I’ll be at Computers in Libraries all next week, the premier technology conference for libraries. Since some libraries are pretty leading edge in using technology to reach their clients, and generally to support their missions, it may be interesting for Slawyers to have some updates, which I’ll try to supply.

This year Web 2.0 is still a pervasive topic, but since libraries have been using social software for a few years now, the content seems pretty down to earth. Presenters are looking at how to marry library strengths, such as in-depth personal reference interviews with mobile and other technologies that present limited opportunities for “F2F” (face to face). There is a strong contingent of presenters looking seriously at how open source software works in libraries. One of the highlights will be Roy Tennant’s presentation Moving Libraries to the Cloud, and Stephen M. Cohen will present What’s Hot in RSS and 130 Web Tips, Tricks, Tools and Resources in 160 Minutes (sound like a wild ride).Additionally there are a number of great workshops (see the program).
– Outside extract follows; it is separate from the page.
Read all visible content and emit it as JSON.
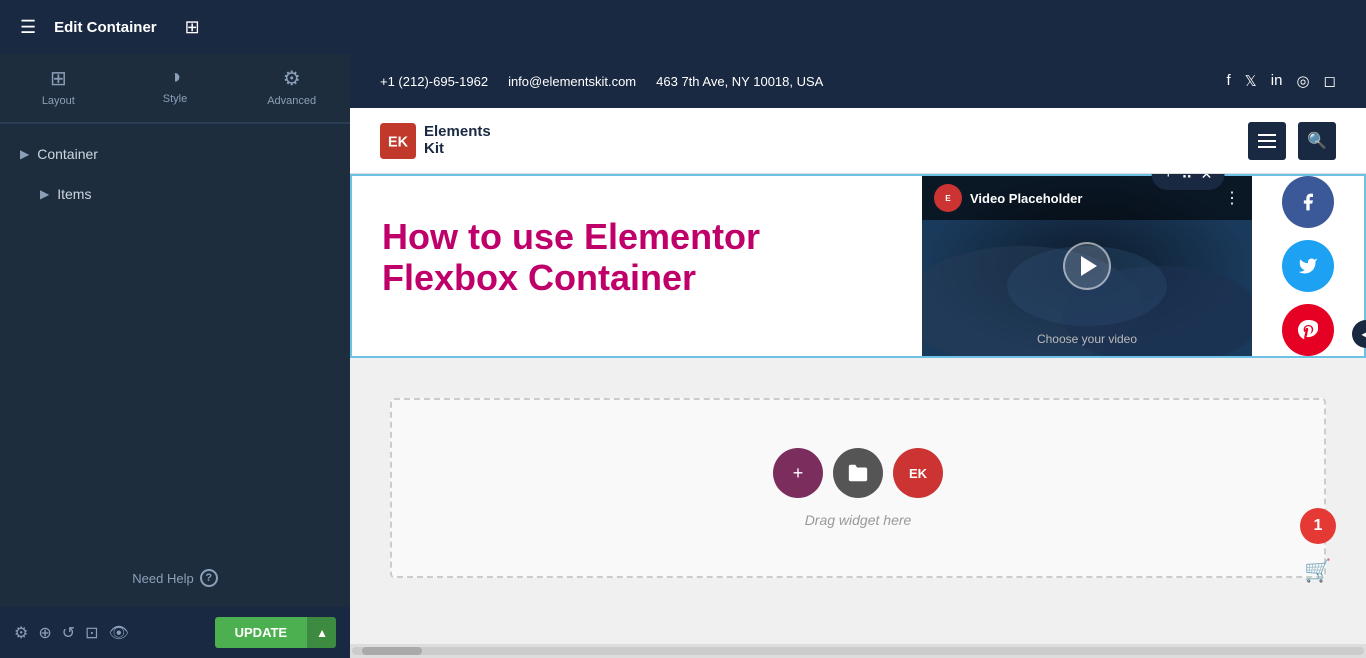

Here are the descriptions of the Keynotes, which give an idea of the flavour of the conference this year:

Friending Libraries: The Nodes in People’s Social Networks
Lee Rainie, Director, Pew Internet & American Life Project
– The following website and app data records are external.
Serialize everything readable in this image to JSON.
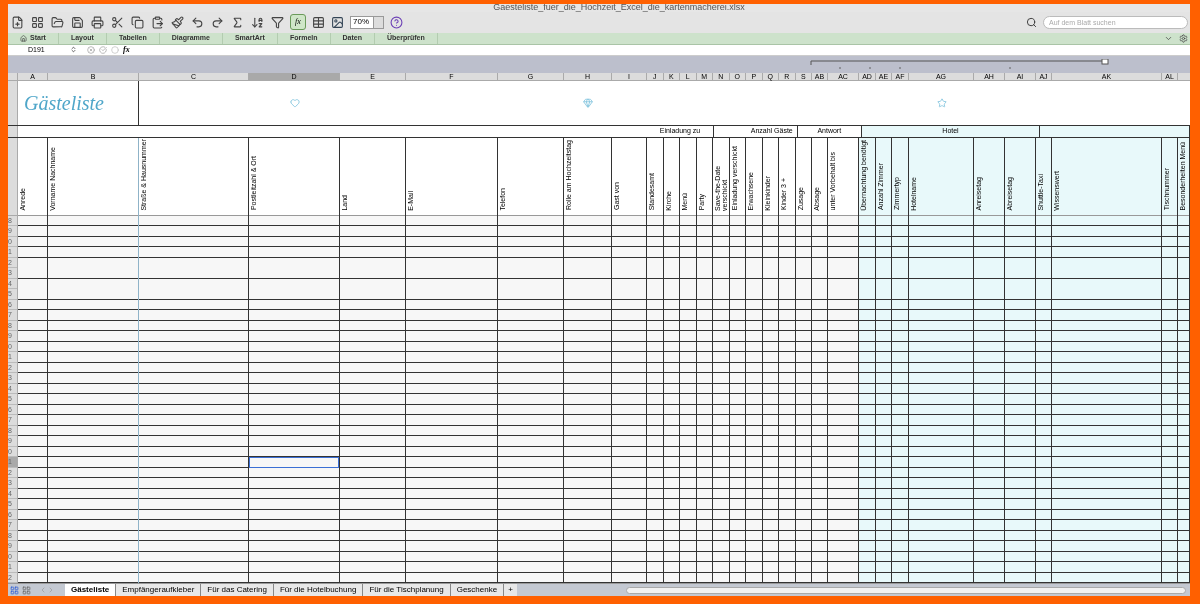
{
  "window": {
    "title": "Gaesteliste_fuer_die_Hochzeit_Excel_die_kartenmacherei.xlsx"
  },
  "toolbar": {
    "formula_button": "fx",
    "zoom": "70%",
    "search": {
      "placeholder": "Auf dem Blatt suchen"
    }
  },
  "ribbon_tabs": [
    "Start",
    "Layout",
    "Tabellen",
    "Diagramme",
    "SmartArt",
    "Formeln",
    "Daten",
    "Überprüfen"
  ],
  "formula_bar": {
    "cell": "D191",
    "fx": "fx"
  },
  "sheet": {
    "title": "Gästeliste",
    "column_groups": [
      {
        "highlighted": false,
        "columns": [
          {
            "letter": "A",
            "heading": "Anrede",
            "selected": false
          },
          {
            "letter": "B",
            "heading": "Vorname Nachname",
            "selected": false
          },
          {
            "letter": "C",
            "heading": "Straße & Hausnummer",
            "selected": false
          },
          {
            "letter": "D",
            "heading": "Postleitzahl & Ort",
            "selected": true
          },
          {
            "letter": "E",
            "heading": "Land",
            "selected": false
          },
          {
            "letter": "F",
            "heading": "E-Mail",
            "selected": false
          },
          {
            "letter": "G",
            "heading": "Telefon",
            "selected": false
          },
          {
            "letter": "H",
            "heading": "Rolle am Hochzeitstag",
            "selected": false
          },
          {
            "letter": "I",
            "heading": "Gast von",
            "selected": false
          }
        ]
      },
      {
        "label": "Einladung zu",
        "highlighted": false,
        "columns": [
          {
            "letter": "J",
            "heading": "Standesamt",
            "selected": false
          },
          {
            "letter": "K",
            "heading": "Kirche",
            "selected": false
          },
          {
            "letter": "L",
            "heading": "Menü",
            "selected": false
          },
          {
            "letter": "M",
            "heading": "Party",
            "selected": false
          }
        ]
      },
      {
        "highlighted": false,
        "columns": [
          {
            "letter": "N",
            "heading": "Save-the-Date verschickt",
            "selected": false
          },
          {
            "letter": "O",
            "heading": "Einladung verschickt",
            "selected": false
          }
        ]
      },
      {
        "label": "Anzahl Gäste",
        "highlighted": false,
        "columns": [
          {
            "letter": "P",
            "heading": "Erwachsene",
            "selected": false
          },
          {
            "letter": "Q",
            "heading": "Kleinkinder",
            "selected": false
          },
          {
            "letter": "R",
            "heading": "Kinder 3 +",
            "selected": false
          }
        ]
      },
      {
        "label": "Antwort",
        "highlighted": false,
        "columns": [
          {
            "letter": "S",
            "heading": "Zusage",
            "selected": false
          },
          {
            "letter": "AB",
            "heading": "Absage",
            "selected": false
          },
          {
            "letter": "AC",
            "heading": "unter Vorbehalt bis",
            "selected": false
          }
        ]
      },
      {
        "label": "Hotel",
        "highlighted": true,
        "columns": [
          {
            "letter": "AD",
            "heading": "Übernachtung benötigt",
            "selected": false
          },
          {
            "letter": "AE",
            "heading": "Anzahl Zimmer",
            "selected": false
          },
          {
            "letter": "AF",
            "heading": "Zimmertyp",
            "selected": false
          },
          {
            "letter": "AG",
            "heading": "Hotelname",
            "selected": false
          },
          {
            "letter": "AH",
            "heading": "Anreisetag",
            "selected": false
          },
          {
            "letter": "AI",
            "heading": "Abreisetag",
            "selected": false
          }
        ]
      },
      {
        "highlighted": true,
        "columns": [
          {
            "letter": "AJ",
            "heading": "Shuttle-Taxi",
            "selected": false
          },
          {
            "letter": "AK",
            "heading": "Wissenswert",
            "selected": false
          },
          {
            "letter": "AL",
            "heading": "Tischnummer",
            "selected": false
          },
          {
            "heading": "Besonderheiten Menü",
            "selected": false
          }
        ]
      }
    ],
    "rows": [
      {
        "label": "8",
        "selected": false
      },
      {
        "label": "9",
        "selected": false
      },
      {
        "label": "0",
        "selected": false
      },
      {
        "label": "1",
        "selected": false
      },
      {
        "label": "2",
        "selected": false
      },
      {
        "label": "3",
        "selected": false
      },
      {
        "label": "4",
        "selected": false
      },
      {
        "label": "5",
        "selected": false
      },
      {
        "label": "6",
        "selected": false
      },
      {
        "label": "7",
        "selected": false
      },
      {
        "label": "8",
        "selected": false
      },
      {
        "label": "9",
        "selected": false
      },
      {
        "label": "0",
        "selected": false
      },
      {
        "label": "1",
        "selected": false
      },
      {
        "label": "2",
        "selected": false
      },
      {
        "label": "3",
        "selected": false
      },
      {
        "label": "4",
        "selected": false
      },
      {
        "label": "5",
        "selected": false
      },
      {
        "label": "6",
        "selected": false
      },
      {
        "label": "7",
        "selected": false
      },
      {
        "label": "8",
        "selected": false
      },
      {
        "label": "9",
        "selected": false
      },
      {
        "label": "0",
        "selected": false
      },
      {
        "label": "1",
        "selected": true
      },
      {
        "label": "2",
        "selected": false
      },
      {
        "label": "3",
        "selected": false
      },
      {
        "label": "4",
        "selected": false
      },
      {
        "label": "5",
        "selected": false
      },
      {
        "label": "6",
        "selected": false
      },
      {
        "label": "7",
        "selected": false
      },
      {
        "label": "8",
        "selected": false
      },
      {
        "label": "9",
        "selected": false
      },
      {
        "label": "0",
        "selected": false
      },
      {
        "label": "1",
        "selected": false
      },
      {
        "label": "2",
        "selected": false
      }
    ]
  },
  "sheet_tabs": [
    {
      "label": "Gästeliste",
      "selected": true
    },
    {
      "label": "Empfängeraufkleber",
      "selected": false
    },
    {
      "label": "Für das Catering",
      "selected": false
    },
    {
      "label": "Für die Hotelbuchung",
      "selected": false
    },
    {
      "label": "Für die Tischplanung",
      "selected": false
    },
    {
      "label": "Geschenke",
      "selected": false
    }
  ],
  "add_sheet": "+"
}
Rainie discusses his organization’s latest findings and why they suggest that libraries can play a role in people’s social networks in the future. He’s not going to describe how to set up a Facebook profile. Rather, he’s going to talk about the reasons that people rely more and more on their social networks as they share ideas, learn, solve problems, and seek social support. He’ll describe why the internet and cell phones have changed the way people construct and operate social networks and why libraries can act as the “node” in people’s networks.

Library Without Walls: Meeting Place of and for People!
Paul Holdengraber, Director, Public Programs, New York Public Library
Erik Boekesteijn, Concept Developer and Projectmanager, Science and Innovationdepartment, Delft Public Library ShanachieTour
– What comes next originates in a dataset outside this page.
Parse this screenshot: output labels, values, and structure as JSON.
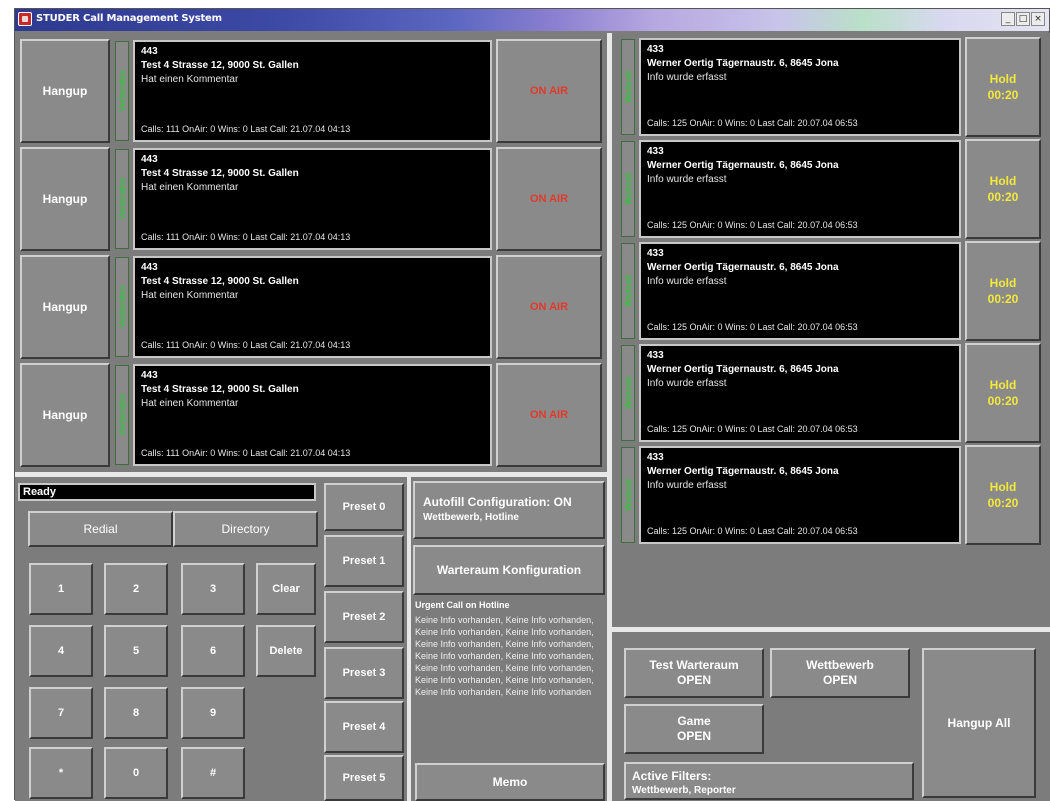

As the founder, curator, and voice of “LIVE from the NYPL,” an innovative series of public talks, debates, performances, it is Holdengraber’s responsibility to “think up programs that will stimulate intellectual fervor, inspire discussion and dissent, and create forums to bring books and people together.” He defines what he does in two words: “cognitive theater!” He has interviewed, moderated or, as he prefers to say, instigated—conversations with writers, artists, world leaders, humorists, cooks, psychoanalysts, and filmmakers from around the globe. In a passionate and engaging interview Erik Boekesteijn will goad Paul Holdengraber and have him reveal why he believes that public conversations are one fundamental way to make libraries irresistible to ensure their everlasting importance for the future.

Digital Strategies & Knowledge Commons
Michael Edson, Director of Web & New Media Strategy, Office of the CIO, Smithsonian Institution

If libraries, museums and other institutions exist for the increase and diffusion of knowledge, how do we do it digitally? Edson discusses the Smithsonian’s emerging digital strategy and shares the vision of a Smithsonian Commons–a critical mass of content, services, and tools that could be given to the world for free, no strings attached. This talk will be relevant to anybody thinking about the future of libraries and information services. He is passionate about his work and illustrates his ideas and plans with examples from other progressive organizations. Gain lots of insights and ideas for creating your tomorrow.


  1. I’m looking forward to your report back, Michael, since I’m not making it this year. Get there early for Steven Cohen’s talks since it is always a full house (closest I’ve managed to get at CiL was the overflow room to watch him on livestreaming video). He doesn’t usually advertise it, but did you know he is a law librarian?

    Have a great time!